> _How to complete this task_: This task requires every entry to be set down again exactly.

Stored dataset items:

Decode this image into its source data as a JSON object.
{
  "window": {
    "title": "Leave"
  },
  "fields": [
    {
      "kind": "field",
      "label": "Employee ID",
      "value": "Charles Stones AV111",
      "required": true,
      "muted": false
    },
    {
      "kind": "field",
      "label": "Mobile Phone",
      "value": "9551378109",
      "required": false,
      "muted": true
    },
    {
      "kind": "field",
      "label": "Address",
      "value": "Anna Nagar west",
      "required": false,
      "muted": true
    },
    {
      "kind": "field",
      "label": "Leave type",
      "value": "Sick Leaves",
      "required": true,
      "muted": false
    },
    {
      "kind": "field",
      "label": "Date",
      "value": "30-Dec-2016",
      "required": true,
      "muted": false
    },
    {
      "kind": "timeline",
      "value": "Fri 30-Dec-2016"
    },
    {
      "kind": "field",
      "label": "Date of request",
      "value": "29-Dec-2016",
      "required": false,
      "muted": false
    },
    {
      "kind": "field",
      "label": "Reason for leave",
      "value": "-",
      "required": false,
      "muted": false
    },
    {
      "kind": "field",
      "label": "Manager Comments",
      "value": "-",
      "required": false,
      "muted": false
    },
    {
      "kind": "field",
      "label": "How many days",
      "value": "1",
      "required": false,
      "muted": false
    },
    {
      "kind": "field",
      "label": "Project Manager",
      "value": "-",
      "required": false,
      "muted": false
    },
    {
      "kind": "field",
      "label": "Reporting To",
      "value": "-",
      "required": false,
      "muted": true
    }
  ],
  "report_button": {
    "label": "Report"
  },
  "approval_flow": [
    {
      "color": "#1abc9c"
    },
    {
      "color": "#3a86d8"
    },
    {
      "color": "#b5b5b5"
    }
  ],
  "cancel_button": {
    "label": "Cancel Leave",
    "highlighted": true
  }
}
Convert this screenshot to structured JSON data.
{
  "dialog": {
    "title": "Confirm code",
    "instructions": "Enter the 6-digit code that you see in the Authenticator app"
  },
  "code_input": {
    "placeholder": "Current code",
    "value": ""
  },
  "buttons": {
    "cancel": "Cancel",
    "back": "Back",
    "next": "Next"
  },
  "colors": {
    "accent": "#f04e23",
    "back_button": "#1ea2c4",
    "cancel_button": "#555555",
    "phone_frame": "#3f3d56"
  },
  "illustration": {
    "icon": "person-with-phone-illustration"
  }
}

> _Response_:
Decode this image into its source data as a JSON object.
{
  "window": {
    "title": "Leave"
  },
  "fields": [
    {
      "kind": "field",
      "label": "Employee ID",
      "value": "Charles Stones AV111",
      "required": true,
      "muted": false
    },
    {
      "kind": "field",
      "label": "Mobile Phone",
      "value": "9551378109",
      "required": false,
      "muted": true
    },
    {
      "kind": "field",
      "label": "Address",
      "value": "Anna Nagar west",
      "required": false,
      "muted": true
    },
    {
      "kind": "field",
      "label": "Leave type",
      "value": "Sick Leaves",
      "required": true,
      "muted": false
    },
    {
      "kind": "field",
      "label": "Date",
      "value": "30-Dec-2016",
      "required": true,
      "muted": false
    },
    {
      "kind": "timeline",
      "value": "Fri 30-Dec-2016"
    },
    {
      "kind": "field",
      "label": "Date of request",
      "value": "29-Dec-2016",
      "required": false,
      "muted": false
    },
    {
      "kind": "field",
      "label": "Reason for leave",
      "value": "-",
      "required": false,
      "muted": false
    },
    {
      "kind": "field",
      "label": "Manager Comments",
      "value": "-",
      "required": false,
      "muted": false
    },
    {
      "kind": "field",
      "label": "How many days",
      "value": "1",
      "required": false,
      "muted": false
    },
    {
      "kind": "field",
      "label": "Project Manager",
      "value": "-",
      "required": false,
      "muted": false
    },
    {
      "kind": "field",
      "label": "Reporting To",
      "value": "-",
      "required": false,
      "muted": true
    }
  ],
  "report_button": {
    "label": "Report"
  },
  "approval_flow": [
    {
      "color": "#1abc9c"
    },
    {
      "color": "#3a86d8"
    },
    {
      "color": "#b5b5b5"
    }
  ],
  "cancel_button": {
    "label": "Cancel Leave",
    "highlighted": true
  }
}
Convert this screenshot to structured JSON data.
{
  "dialog": {
    "title": "Confirm code",
    "instructions": "Enter the 6-digit code that you see in the Authenticator app"
  },
  "code_input": {
    "placeholder": "Current code",
    "value": ""
  },
  "buttons": {
    "cancel": "Cancel",
    "back": "Back",
    "next": "Next"
  },
  "colors": {
    "accent": "#f04e23",
    "back_button": "#1ea2c4",
    "cancel_button": "#555555",
    "phone_frame": "#3f3d56"
  },
  "illustration": {
    "icon": "person-with-phone-illustration"
  }
}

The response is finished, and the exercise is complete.